No matter what we do, we cannot escape power – no business springs only from ourselves.
Stoic self-relation. The late Foucault discusses how power and self are interconnected in a variety of practices, or – as he himself put it – ways of controlling himself and others. With the status of the confession in early Christianity, a relationship between introspection and soul-sorrow came to light, where the one you tell about your inner life to is the one who sits with the answer to the truth about yourself. In this way, the priest could administer the citizens. By locking this basically insoluble power relationship, the confession became to a small extent something you could use to work on yourself for itself.
The confession nevertheless led to an inner structure of emotions such as conscience and shame, which apparently created an autonomous inner life independent of the "expert". Such relationships are equally relevant in our time, for example through the roles of confession in a courtroom or the openness to a psychiatrist player. The authorities are given knowledge and authority to tell the "truth" about yourself that you do not own.
Around 1980, Foucault began to explore other self-employment techniques that were not locked into the "expert's" grasp. It was especially stoic thinkers like Seneca and Marcus Aurelius who recorded him. In ancient cultures, the teacher was only temporary tutors who would empower the student rather than lock him in an addiction relationship. Eliassen writes accurately and well about this: “The soul is not examined to uncover hidden processes and bring them to light, but to enable the individual to better manage himself. For Seneca, the subject is not an abyss where Satan runs his purse game, but a meeting place for social codes, experiences and aspirations. ”
Speak the truth. No matter what we do, we cannot escape power – there is no business that only springs from ourselves, even as the language Foucault spoke was his own. But it also becomes insufficient to talk about a pure subjugation of the individual. In the reproduction of languages, actions and practices, we also have room for self-care based on curiosity, playfulness and creativity. Here we find a place where the outside power cannot force us to our knees. "It is not about giving up the self to reveal a truth hidden in the interior, but through the acquisition of techniques to make oneself a place 'where the truth may appear'."
In the same way that no truth can be found through confessional procedures in the individual, no scientific investigation practices or forms of confession can establish any definitive truth. Rather, it is a fluctuating relationship between truth and falsehood, which changes in context.
Caring and dissent. There are a number of institutions that insist on procedures that will lead to Truth in capital letters, which we know from both textbooks and courtrooms. Such processes are alethurgical, says Foucault, of the Greek word for discovery (aletheia) and the sacred ritual (liturgy).
As Foucault finds techniques that free the individual from confessional practices and "masters" we can also, he argues, develop a care for the truth. Dissenting, speaking the power against, is valuable in itself because it maintains a room for something other than hegemonic truth. "The truth, it's never the same. There can be no truth other than in the form of another world and another life, ”says Foucault at the very end of life.

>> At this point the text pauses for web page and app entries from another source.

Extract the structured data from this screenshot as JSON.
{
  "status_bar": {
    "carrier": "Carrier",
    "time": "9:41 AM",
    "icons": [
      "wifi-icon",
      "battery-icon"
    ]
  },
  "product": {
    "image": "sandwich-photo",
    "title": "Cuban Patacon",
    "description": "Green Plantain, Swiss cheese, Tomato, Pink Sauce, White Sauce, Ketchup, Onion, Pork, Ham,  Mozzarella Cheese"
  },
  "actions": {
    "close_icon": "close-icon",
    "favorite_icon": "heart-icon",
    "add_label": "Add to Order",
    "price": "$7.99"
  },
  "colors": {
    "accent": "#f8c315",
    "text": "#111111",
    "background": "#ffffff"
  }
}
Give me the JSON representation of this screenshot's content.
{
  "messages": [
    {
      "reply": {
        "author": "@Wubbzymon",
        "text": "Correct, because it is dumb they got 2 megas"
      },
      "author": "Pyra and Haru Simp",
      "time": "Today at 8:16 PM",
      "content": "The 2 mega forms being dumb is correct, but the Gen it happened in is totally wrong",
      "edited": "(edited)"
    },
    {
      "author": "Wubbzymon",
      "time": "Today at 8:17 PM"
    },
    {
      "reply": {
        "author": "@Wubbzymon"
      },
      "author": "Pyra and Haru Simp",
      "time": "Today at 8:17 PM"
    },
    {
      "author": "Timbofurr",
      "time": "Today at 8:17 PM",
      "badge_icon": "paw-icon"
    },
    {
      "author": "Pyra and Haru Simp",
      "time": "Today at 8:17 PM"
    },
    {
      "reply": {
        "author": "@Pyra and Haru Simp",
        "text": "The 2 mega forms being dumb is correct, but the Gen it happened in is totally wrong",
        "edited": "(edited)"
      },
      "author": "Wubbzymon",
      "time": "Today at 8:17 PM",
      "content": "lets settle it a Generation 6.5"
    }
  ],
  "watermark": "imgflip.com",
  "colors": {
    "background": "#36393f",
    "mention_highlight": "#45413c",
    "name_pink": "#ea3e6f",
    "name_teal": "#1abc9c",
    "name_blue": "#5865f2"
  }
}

There is hardly any time when truth and self-care are more important to get a productive grip on than today. Foucault is still the best starting point for thinking about this – and Eliasson's book helps us get started.